Dollar Funding Stresses in China Laura Kodres, Leslie Sheng Shen, Darrell Duffie, Jul 13, 2022 The need for US dollar funding during the financial stresses of March 2020, as the COVID-19 pandemic shocked markets, was evident in a number of countries (Avdjiev, Eren, and McGuire 2020; Bahaj and Reis 2020).
Serial Entrepreneurship in China Loren Brandt, Ruochen Dai, Gueorgui Kambourov, Kjetil Storesletten, Xiaobo Zhang, Jul 06, 2022 New firms have been an important engine of growth in the Chinese economy (Brandt, Van Biesebroeck, and Zhang 2012). Drawing on data on the universe of all firms in China, we study entrepreneurship and the creation of new firms in China through the lens of entrepreneurs who operate a series of firms over their lifetime, i.e., serial entrepreneurs (SE).
An Empirical Overview of Chinese Capital Market Grace Xing Hu, Jun Pan, Jiang Wang, Jun 29, 2022 We provide an empirical review of the Chinese capital market, focusing on the basic return and risk characteristics of its major asset classes, as well as a comparison to the US market. All major asset classes in China have significant higher volatilities than their counterparts in the US market, but they do not always yield larger returns. Small-company stocks, short-, medium-, and long-term treasury bonds outperform their US counterparts, while large stocks underperform and long-term enterprise bonds yield similar returns.

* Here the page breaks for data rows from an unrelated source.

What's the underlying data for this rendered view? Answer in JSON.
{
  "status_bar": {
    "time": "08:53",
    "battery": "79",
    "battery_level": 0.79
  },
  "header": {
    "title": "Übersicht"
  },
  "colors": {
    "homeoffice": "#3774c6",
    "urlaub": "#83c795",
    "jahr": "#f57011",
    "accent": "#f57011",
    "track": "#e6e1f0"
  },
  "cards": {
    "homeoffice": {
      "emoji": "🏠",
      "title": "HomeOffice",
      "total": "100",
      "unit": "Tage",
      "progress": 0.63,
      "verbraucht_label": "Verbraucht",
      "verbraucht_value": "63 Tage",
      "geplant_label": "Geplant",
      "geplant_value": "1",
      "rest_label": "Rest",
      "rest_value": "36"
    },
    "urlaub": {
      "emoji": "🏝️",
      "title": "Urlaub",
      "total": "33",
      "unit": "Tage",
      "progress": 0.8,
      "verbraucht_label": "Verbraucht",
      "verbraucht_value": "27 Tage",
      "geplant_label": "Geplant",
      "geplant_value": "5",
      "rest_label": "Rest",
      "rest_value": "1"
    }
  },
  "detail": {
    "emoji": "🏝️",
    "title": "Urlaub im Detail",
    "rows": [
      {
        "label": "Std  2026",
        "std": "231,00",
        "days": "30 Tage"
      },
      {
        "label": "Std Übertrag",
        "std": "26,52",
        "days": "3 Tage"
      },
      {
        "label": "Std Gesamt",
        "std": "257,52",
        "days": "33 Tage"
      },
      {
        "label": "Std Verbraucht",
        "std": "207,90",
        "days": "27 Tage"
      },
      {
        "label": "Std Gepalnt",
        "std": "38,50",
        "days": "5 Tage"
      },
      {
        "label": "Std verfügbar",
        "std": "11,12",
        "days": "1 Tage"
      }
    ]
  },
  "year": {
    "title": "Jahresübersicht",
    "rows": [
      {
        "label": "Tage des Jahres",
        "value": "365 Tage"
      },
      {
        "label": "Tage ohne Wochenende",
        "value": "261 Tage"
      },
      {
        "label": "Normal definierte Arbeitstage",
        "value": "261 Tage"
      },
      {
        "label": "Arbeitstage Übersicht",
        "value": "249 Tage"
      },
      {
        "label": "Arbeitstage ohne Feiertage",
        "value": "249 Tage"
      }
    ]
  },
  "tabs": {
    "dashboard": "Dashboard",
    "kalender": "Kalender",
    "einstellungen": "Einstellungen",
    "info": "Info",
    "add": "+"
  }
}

Local Government Implicit Debt and the Pricing of LGFV Bonds Laura Xiaolei Liu, Yuanzhen Lyu, Fan Yu, Jun 22, 2022 To examine the implicit guarantee provided by Chinese local governments to local government financing vehicles (LGFV), we create a proxy for local governments’ implicit debt ratio and find it correlated with the credit spread of LGFV bonds.

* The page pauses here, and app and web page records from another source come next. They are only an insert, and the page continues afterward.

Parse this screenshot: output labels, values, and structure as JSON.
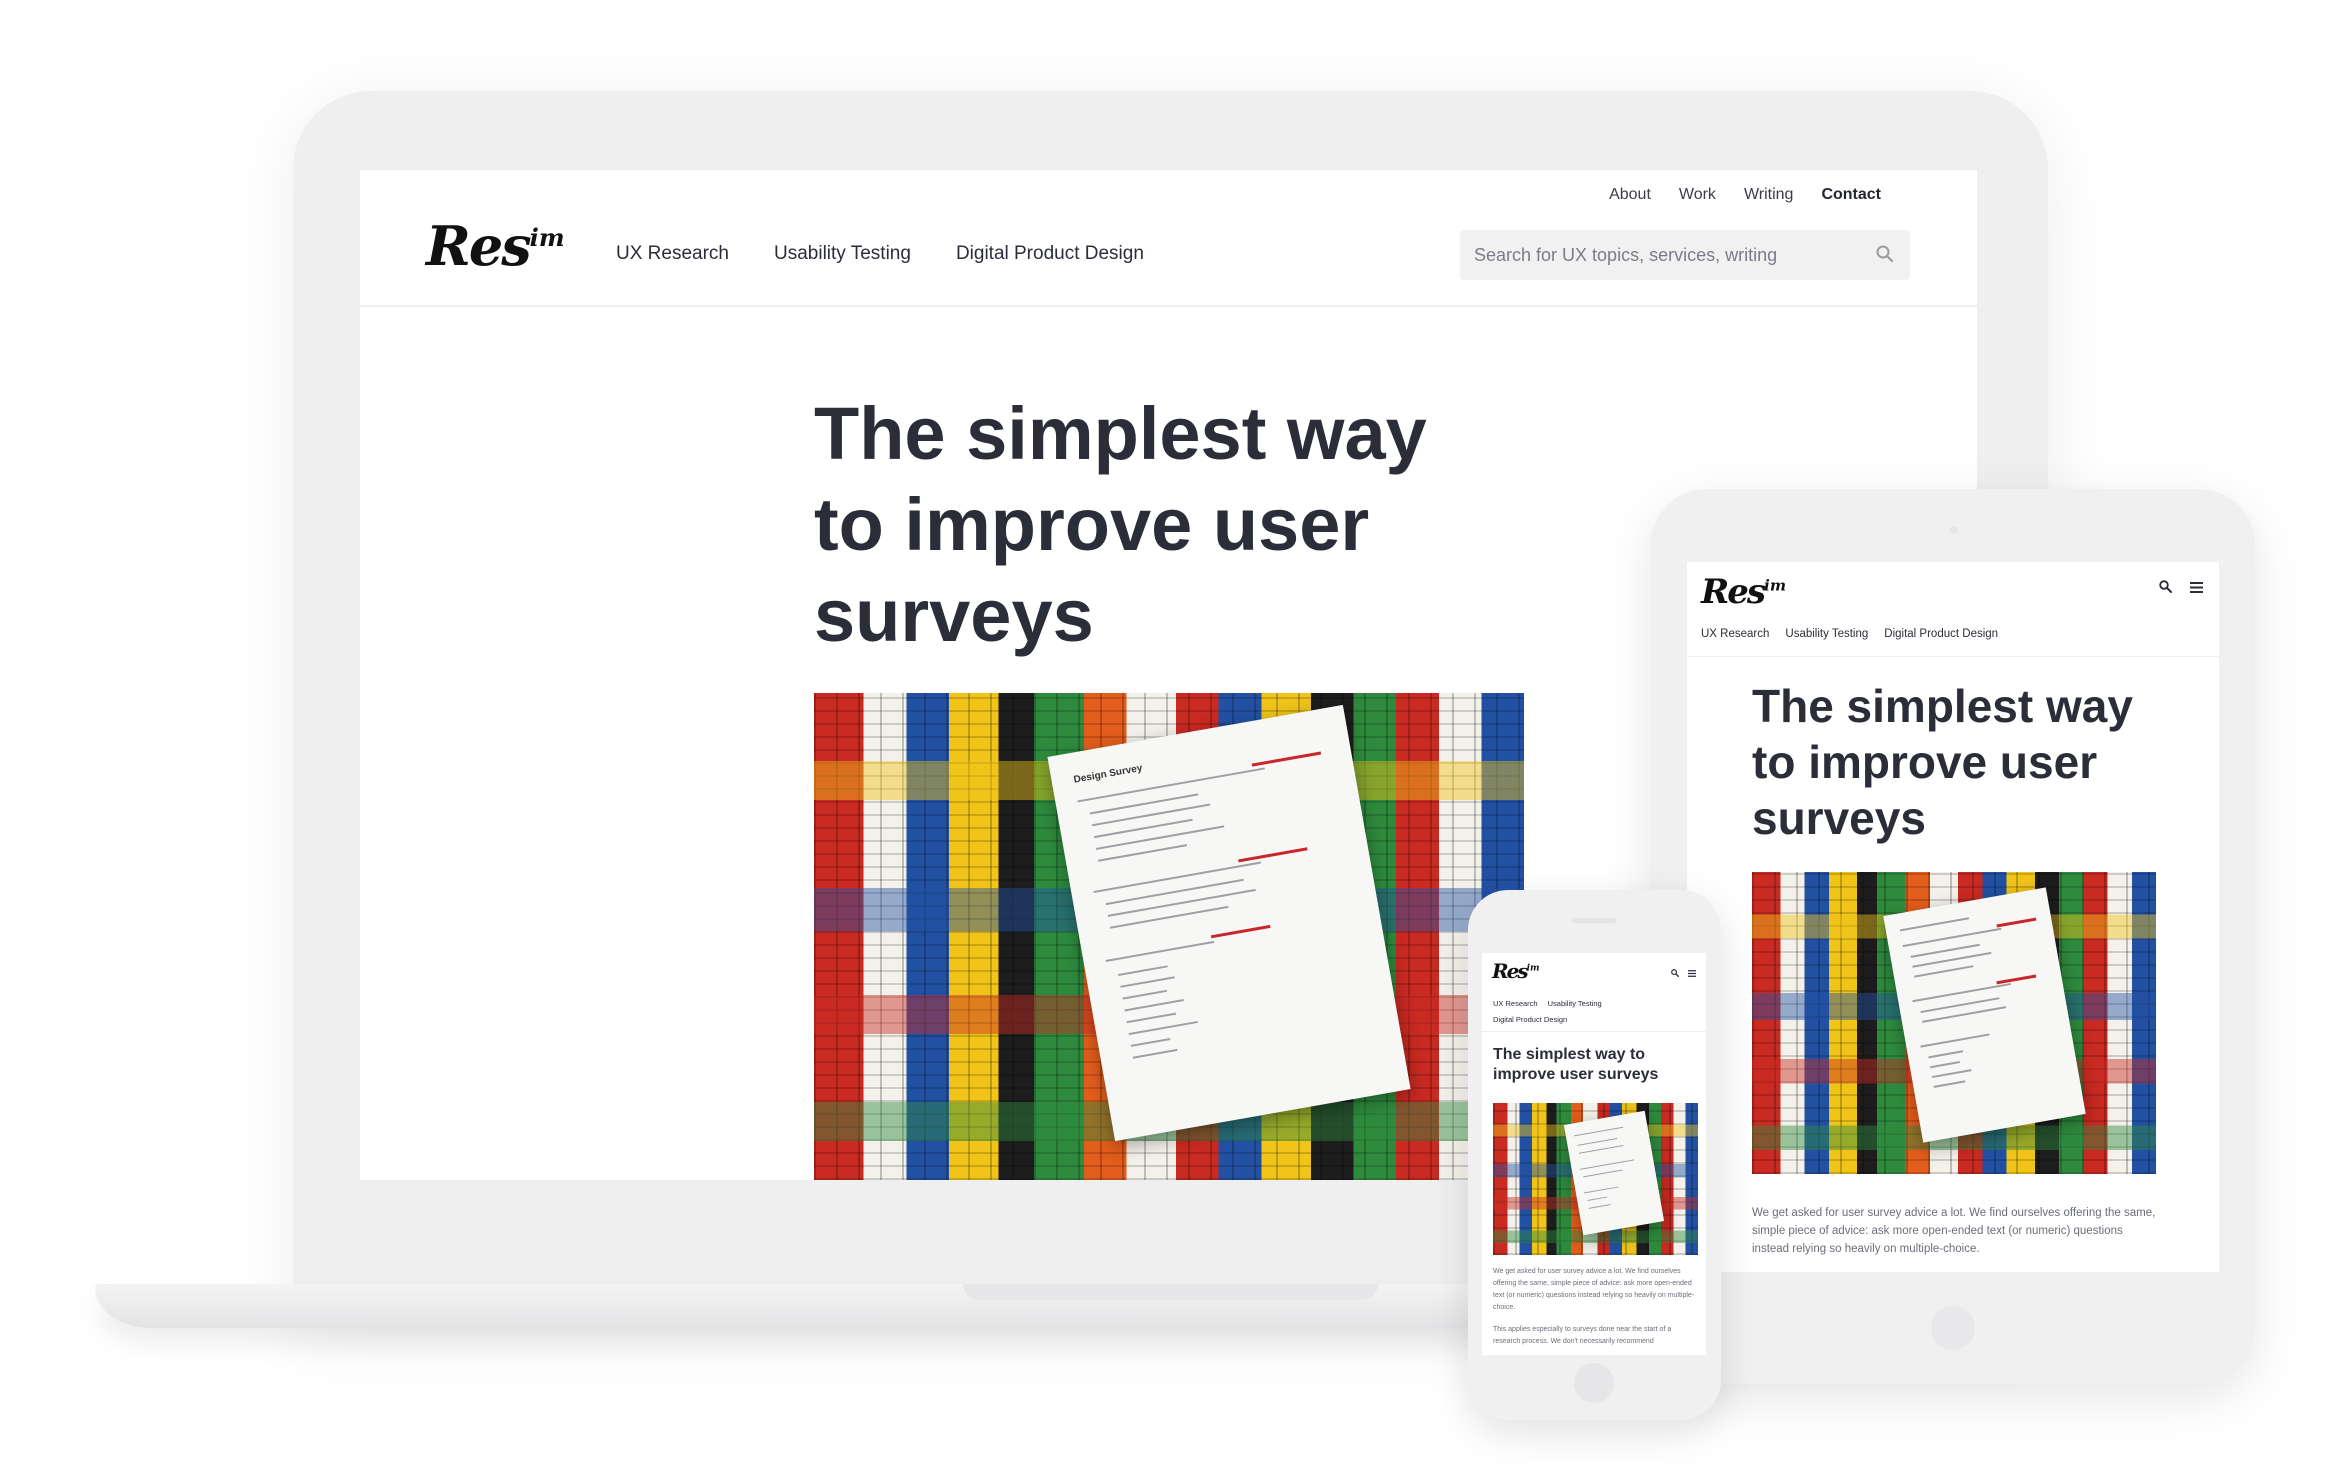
{
  "site": {
    "logo_text": "Res",
    "logo_suffix": "im"
  },
  "utility_nav": [
    "About",
    "Work",
    "Writing",
    "Contact"
  ],
  "main_nav": [
    "UX Research",
    "Usability Testing",
    "Digital Product Design"
  ],
  "search": {
    "placeholder": "Search for UX topics, services, writing"
  },
  "article": {
    "title": "The simplest way to improve user surveys",
    "paragraph_1": "We get asked for user survey advice a lot. We find ourselves offering the same, simple piece of advice: ask more open-ended text (or numeric) questions instead relying so heavily on multiple-choice.",
    "paragraph_2": "This applies especially to surveys done near the start of a research process. We don't necessarily recommend",
    "image": {
      "paper_heading": "Design Survey"
    }
  },
  "colors": {
    "heading": "#2b2e38",
    "device_frame": "#efeff0",
    "search_bg": "#f1f1f2"
  }
}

Growing Apart: Declining Within- and Across-Village Risk Sharing in Rural China Orazio Attanasio, Costas Meghir, Corina Mommaerts, and Yu Zheng , May 25, 2022 China has embarked on an ambitious campaign to close income gaps, address regional inequality and unfair social welfare provision, and make solid progress toward common prosperity by 2035. This marks a shift in focus from overall growth to promoting equitable and balanced growth.

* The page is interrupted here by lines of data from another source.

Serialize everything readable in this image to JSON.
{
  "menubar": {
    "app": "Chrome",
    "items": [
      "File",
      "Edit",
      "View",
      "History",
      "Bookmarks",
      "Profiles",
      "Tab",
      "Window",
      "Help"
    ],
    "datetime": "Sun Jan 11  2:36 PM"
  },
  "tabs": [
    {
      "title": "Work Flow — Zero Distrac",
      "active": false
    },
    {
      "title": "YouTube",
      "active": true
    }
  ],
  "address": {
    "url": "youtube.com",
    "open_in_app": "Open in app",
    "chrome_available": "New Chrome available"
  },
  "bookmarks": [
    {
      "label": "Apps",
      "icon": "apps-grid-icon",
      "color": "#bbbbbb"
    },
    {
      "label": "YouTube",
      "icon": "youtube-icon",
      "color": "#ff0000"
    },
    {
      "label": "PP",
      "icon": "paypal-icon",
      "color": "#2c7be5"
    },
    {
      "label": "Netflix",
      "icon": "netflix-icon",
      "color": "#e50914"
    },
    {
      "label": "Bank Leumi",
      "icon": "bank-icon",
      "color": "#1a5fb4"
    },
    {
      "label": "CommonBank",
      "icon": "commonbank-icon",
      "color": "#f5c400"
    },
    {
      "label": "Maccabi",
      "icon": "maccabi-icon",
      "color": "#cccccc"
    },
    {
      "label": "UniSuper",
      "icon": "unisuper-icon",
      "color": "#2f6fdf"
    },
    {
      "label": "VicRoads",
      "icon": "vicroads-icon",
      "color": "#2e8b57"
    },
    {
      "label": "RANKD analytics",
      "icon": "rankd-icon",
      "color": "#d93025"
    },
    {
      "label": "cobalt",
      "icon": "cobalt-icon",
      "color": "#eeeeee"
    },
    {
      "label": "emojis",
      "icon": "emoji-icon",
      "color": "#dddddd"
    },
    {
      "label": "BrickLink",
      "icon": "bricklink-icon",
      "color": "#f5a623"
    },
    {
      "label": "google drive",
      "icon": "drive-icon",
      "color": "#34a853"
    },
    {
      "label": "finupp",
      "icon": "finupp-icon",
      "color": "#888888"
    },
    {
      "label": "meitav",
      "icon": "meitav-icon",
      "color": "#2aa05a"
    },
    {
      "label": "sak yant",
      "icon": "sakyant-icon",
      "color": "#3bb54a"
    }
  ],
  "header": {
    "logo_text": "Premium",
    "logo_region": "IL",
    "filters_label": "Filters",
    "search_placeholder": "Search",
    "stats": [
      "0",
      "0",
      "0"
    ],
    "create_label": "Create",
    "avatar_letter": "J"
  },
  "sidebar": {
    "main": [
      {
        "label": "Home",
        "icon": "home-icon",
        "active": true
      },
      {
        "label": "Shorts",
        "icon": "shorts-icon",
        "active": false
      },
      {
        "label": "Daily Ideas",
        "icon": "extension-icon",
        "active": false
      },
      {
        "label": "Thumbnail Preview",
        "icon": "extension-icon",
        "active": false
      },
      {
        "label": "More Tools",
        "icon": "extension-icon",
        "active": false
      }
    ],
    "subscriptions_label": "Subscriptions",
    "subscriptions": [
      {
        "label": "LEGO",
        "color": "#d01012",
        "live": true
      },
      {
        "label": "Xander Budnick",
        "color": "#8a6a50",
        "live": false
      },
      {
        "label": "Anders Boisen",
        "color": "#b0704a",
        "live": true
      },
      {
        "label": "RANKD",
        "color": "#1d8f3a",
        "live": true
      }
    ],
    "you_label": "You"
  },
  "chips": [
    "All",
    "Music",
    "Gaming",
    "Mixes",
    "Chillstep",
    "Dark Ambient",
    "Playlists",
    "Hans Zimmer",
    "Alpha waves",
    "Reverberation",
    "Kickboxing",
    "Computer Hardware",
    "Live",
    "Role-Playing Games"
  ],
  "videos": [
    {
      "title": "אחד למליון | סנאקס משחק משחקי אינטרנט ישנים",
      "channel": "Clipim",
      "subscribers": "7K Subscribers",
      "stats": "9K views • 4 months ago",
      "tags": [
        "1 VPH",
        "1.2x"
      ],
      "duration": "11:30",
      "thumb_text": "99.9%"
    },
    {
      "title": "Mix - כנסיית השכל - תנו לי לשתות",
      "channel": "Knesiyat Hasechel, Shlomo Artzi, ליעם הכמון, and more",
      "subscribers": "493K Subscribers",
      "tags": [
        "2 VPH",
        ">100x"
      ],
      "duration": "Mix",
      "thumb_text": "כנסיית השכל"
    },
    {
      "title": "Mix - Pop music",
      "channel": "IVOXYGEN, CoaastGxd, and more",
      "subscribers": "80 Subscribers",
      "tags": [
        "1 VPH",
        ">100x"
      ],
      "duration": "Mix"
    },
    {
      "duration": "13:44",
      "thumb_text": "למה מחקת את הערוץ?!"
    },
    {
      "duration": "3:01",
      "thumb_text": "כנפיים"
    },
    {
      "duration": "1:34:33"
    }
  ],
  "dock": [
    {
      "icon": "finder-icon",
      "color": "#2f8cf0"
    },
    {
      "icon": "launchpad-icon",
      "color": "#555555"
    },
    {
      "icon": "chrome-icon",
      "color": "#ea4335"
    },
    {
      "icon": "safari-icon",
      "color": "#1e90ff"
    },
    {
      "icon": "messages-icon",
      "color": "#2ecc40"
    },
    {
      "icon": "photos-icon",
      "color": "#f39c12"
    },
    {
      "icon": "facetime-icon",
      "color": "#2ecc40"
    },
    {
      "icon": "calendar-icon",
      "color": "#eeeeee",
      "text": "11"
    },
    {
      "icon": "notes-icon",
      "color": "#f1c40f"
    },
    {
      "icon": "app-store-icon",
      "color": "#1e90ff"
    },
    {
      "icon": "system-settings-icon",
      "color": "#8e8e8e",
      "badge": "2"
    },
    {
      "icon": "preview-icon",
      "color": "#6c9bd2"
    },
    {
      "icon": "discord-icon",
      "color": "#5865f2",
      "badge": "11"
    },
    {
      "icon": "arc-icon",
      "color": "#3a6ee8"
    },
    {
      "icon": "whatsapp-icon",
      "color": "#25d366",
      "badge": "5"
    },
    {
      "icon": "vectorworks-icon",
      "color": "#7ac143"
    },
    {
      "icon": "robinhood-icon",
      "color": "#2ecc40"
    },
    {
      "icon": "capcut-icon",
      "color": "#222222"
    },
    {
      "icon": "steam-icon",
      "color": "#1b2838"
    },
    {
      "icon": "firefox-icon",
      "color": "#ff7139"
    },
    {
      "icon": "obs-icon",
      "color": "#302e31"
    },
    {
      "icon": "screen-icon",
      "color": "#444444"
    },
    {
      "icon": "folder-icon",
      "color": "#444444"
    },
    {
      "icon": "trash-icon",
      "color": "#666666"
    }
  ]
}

Trade-Policy Dynamics: Evidence from 60 Years of US-China Trade George Alessandria, Shafaat Khan, Armen Khederlarian, Kim Ruhl, Joseph Steinberg, May 04, 2022 International trade depends on the effects of past trade policy and expectations of future trade policy. Disentangling these two forces is difficult, but the US-China trade relationship is ideally suited for study. A large, and largely unexpected, trade liberalization in 1980 kicked off a long, gradual expansion of Chinese exports to the United States. Until China’s accession to the World Trade Organization (WTO) in 2001, these low tariff rates were relatively easy to revoke, generating time-varying uncertainty over their future values.
Currency Carry Trade by Trucks: The Curious Case of China’s Massive Imports from Itself Xuepeng Liu, Heiwai Tang, Zhi Wang, Shang-Jin Wei, Apr 13, 2022 Capital controls are common in many developing countries. With capital controls, the standard financial market transactions needed for currency carry trade are hard to implement. Yet, as long as there is a big difference between domestic and foreign interest rates, the incentive to engage in currency carry trade is present.